Just as useful and as evolutionary is Quick Look—again a more graphic way of looking at documents. It uses the Finder and a slick preview function. Nice.
Time Machine, Spaces, Mail, Core Animation, Dashboard, and iChat have all been presented before—at Macworld 2007. Each looks like accomplished evolutionary steps toward the future, without detaching too much from the past.
Windows Vista looks embarassingly old already, and it’s been out about four months.
No mention from Apple of Voice over IP, ala Vonage, Skype, and others with a larger user base. iChat is bound to the Mac, hence there’s little video conferencing going except between Mac users. Steve didn’t mention that in his statistics promoting Mac OS X usage.
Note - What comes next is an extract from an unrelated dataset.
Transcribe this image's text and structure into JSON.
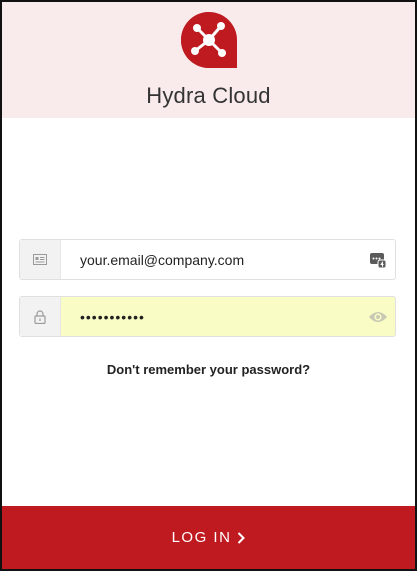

We’re told that OS X Leopard has over 300 features, and the keynote presentation used about an hour to cover the Top 10 Feature Highlights. The biggest “feature” surprise was Safari.
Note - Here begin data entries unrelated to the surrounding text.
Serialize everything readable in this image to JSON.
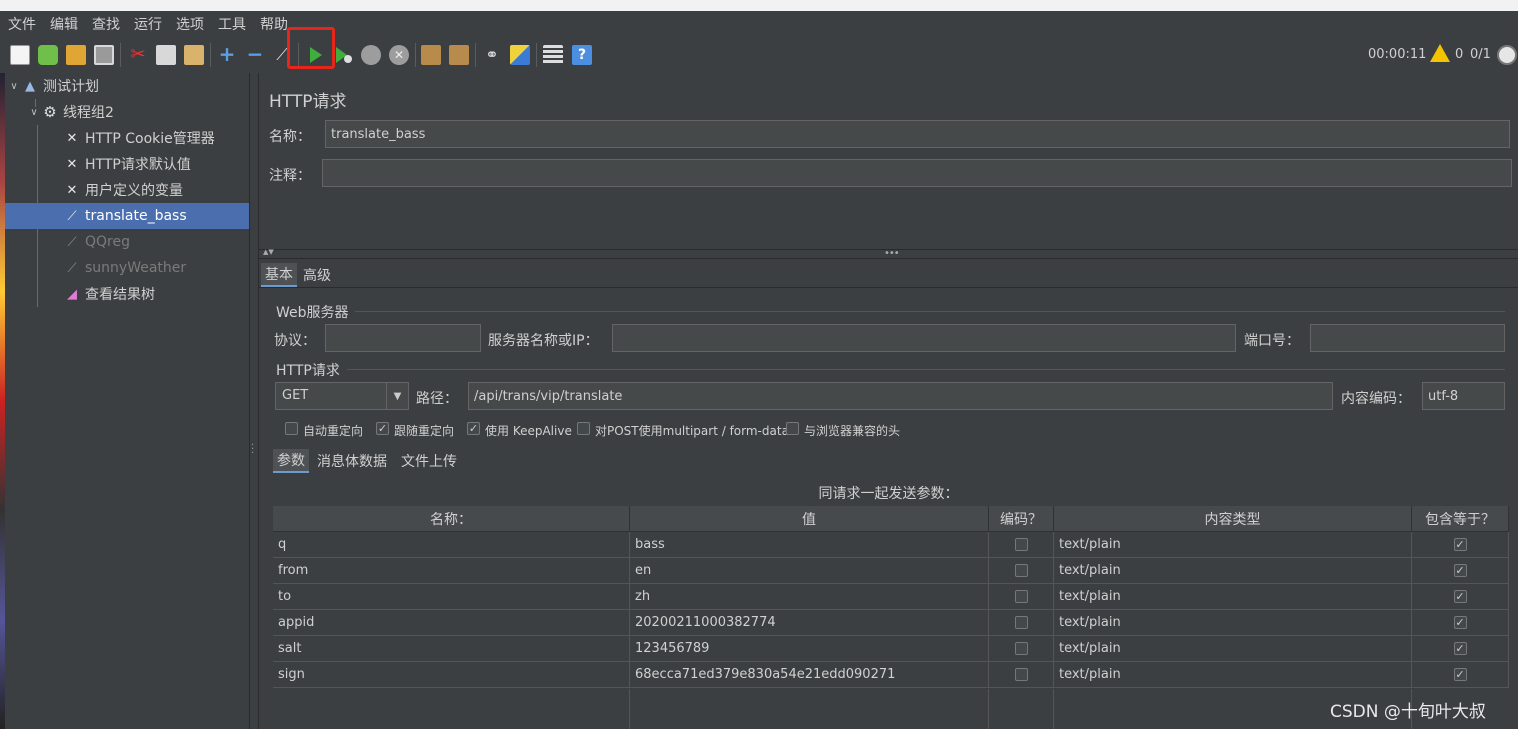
{
  "menu": [
    "文件",
    "编辑",
    "查找",
    "运行",
    "选项",
    "工具",
    "帮助"
  ],
  "toolbar": {
    "timer": "00:00:11",
    "warnings": "0",
    "threads": "0/1"
  },
  "tree": {
    "items": [
      {
        "label": "测试计划",
        "icon": "flask-icon"
      },
      {
        "label": "线程组2",
        "icon": "gear-icon"
      },
      {
        "label": "HTTP Cookie管理器",
        "icon": "wrench-icon"
      },
      {
        "label": "HTTP请求默认值",
        "icon": "wrench-icon"
      },
      {
        "label": "用户定义的变量",
        "icon": "wrench-icon"
      },
      {
        "label": "translate_bass",
        "icon": "pipette-icon"
      },
      {
        "label": "QQreg",
        "icon": "pipette-icon"
      },
      {
        "label": "sunnyWeather",
        "icon": "pipette-icon"
      },
      {
        "label": "查看结果树",
        "icon": "chart-icon"
      }
    ]
  },
  "panel": {
    "title": "HTTP请求",
    "name_label": "名称：",
    "name_value": "translate_bass",
    "comment_label": "注释：",
    "comment_value": "",
    "tabs": [
      "基本",
      "高级"
    ],
    "web_server": {
      "group_title": "Web服务器",
      "protocol_label": "协议：",
      "protocol_value": "",
      "server_label": "服务器名称或IP：",
      "server_value": "",
      "port_label": "端口号：",
      "port_value": ""
    },
    "http_request": {
      "group_title": "HTTP请求",
      "method": "GET",
      "path_label": "路径：",
      "path_value": "/api/trans/vip/translate",
      "encoding_label": "内容编码：",
      "encoding_value": "utf-8"
    },
    "options": [
      {
        "label": "自动重定向",
        "checked": false
      },
      {
        "label": "跟随重定向",
        "checked": true
      },
      {
        "label": "使用 KeepAlive",
        "checked": true
      },
      {
        "label": "对POST使用multipart / form-data",
        "checked": false
      },
      {
        "label": "与浏览器兼容的头",
        "checked": false
      }
    ],
    "sub_tabs": [
      "参数",
      "消息体数据",
      "文件上传"
    ],
    "params_caption": "同请求一起发送参数：",
    "table": {
      "headers": [
        "名称：",
        "值",
        "编码？",
        "内容类型",
        "包含等于？"
      ],
      "rows": [
        {
          "name": "q",
          "value": "bass",
          "encode": false,
          "content_type": "text/plain",
          "include_equals": true
        },
        {
          "name": "from",
          "value": "en",
          "encode": false,
          "content_type": "text/plain",
          "include_equals": true
        },
        {
          "name": "to",
          "value": "zh",
          "encode": false,
          "content_type": "text/plain",
          "include_equals": true
        },
        {
          "name": "appid",
          "value": "20200211000382774",
          "encode": false,
          "content_type": "text/plain",
          "include_equals": true
        },
        {
          "name": "salt",
          "value": "123456789",
          "encode": false,
          "content_type": "text/plain",
          "include_equals": true
        },
        {
          "name": "sign",
          "value": "68ecca71ed379e830a54e21edd090271",
          "encode": false,
          "content_type": "text/plain",
          "include_equals": true
        }
      ]
    }
  },
  "watermark": "CSDN @十旬叶大叔",
  "colors": {
    "background": "#3c3f41",
    "selection": "#4b6eaf",
    "highlight": "#e8251b"
  }
}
Safari? The 3.0 version doesn’t look much different than what’s already in OS X Tiger, but there’s more under the skin. And Safari does Windows.
That’s right. Safari is available for Windows users. I’ll give a more indepth perspective of Safari in another review.
What did I learn from Steve Jobs’ keynote presentation? You can fool some of the people all of the time. You can fool all of the people some of the time. You can even fool Apple developers—but not for long.
Steve fooled Apple developers? No, not all of them. Here’s what he did that got many of us upset.
The iPhone uses Mac OS X. The developers, thousands of them at WWDC, want to develop true OS X applications for the iPhone.
It’s OS X. We develop on OS X. Hello? Opportunity is knocking.
Rather, opportunity is knocked up. What Apple did, via Steve’s presentation on the iPhone, right at the end of the keynote show ‘n tell, was offer Mac developers a nasty taste of the future.
Steve said, “You can write great apps for the iPhone.” What he actually meant is this: “You can’t write great apps for the iPhone, but we’ll let you write these rinky dinky little Web 2.0 and AJAX applications which will run in iPhone’s browser.”
That’s not much better than Dashboard Widgets for the iPhone. Hey, Steve. We’re developers. We’re trying to make a living here. How many so-called Mac developers make any money with Widgets?
See the problem? Web apps, those you’d find in Safari, Mac or Windows or iPhone, are not true applications; especially in the sense that Apple’s developer community understands application development.
Apple is throwing us a very small bone that contains almost no meat, no taste and no nutrition. Seriously, if creating these little web app toy utilities that run inside Safari is such a great big friggin’ deal, how come Apple isn’t doing it?
The rest of OS X Leopard is a rich landscape of tools for users and developers. Make no mistake, Leopard’s feature rich, 64-bit, loaded with eye candy and a healthy dose of useful new ways to do this or that. I’m even happy about the new Finder.
I’m disappointed that Apple would insult the developer base regarding the iPhone, iPhone applications, by using the Safari ploy. Maybe, just maybe, there’s something else going on behind the scenes. Unfortunately, I don’t have any evidence.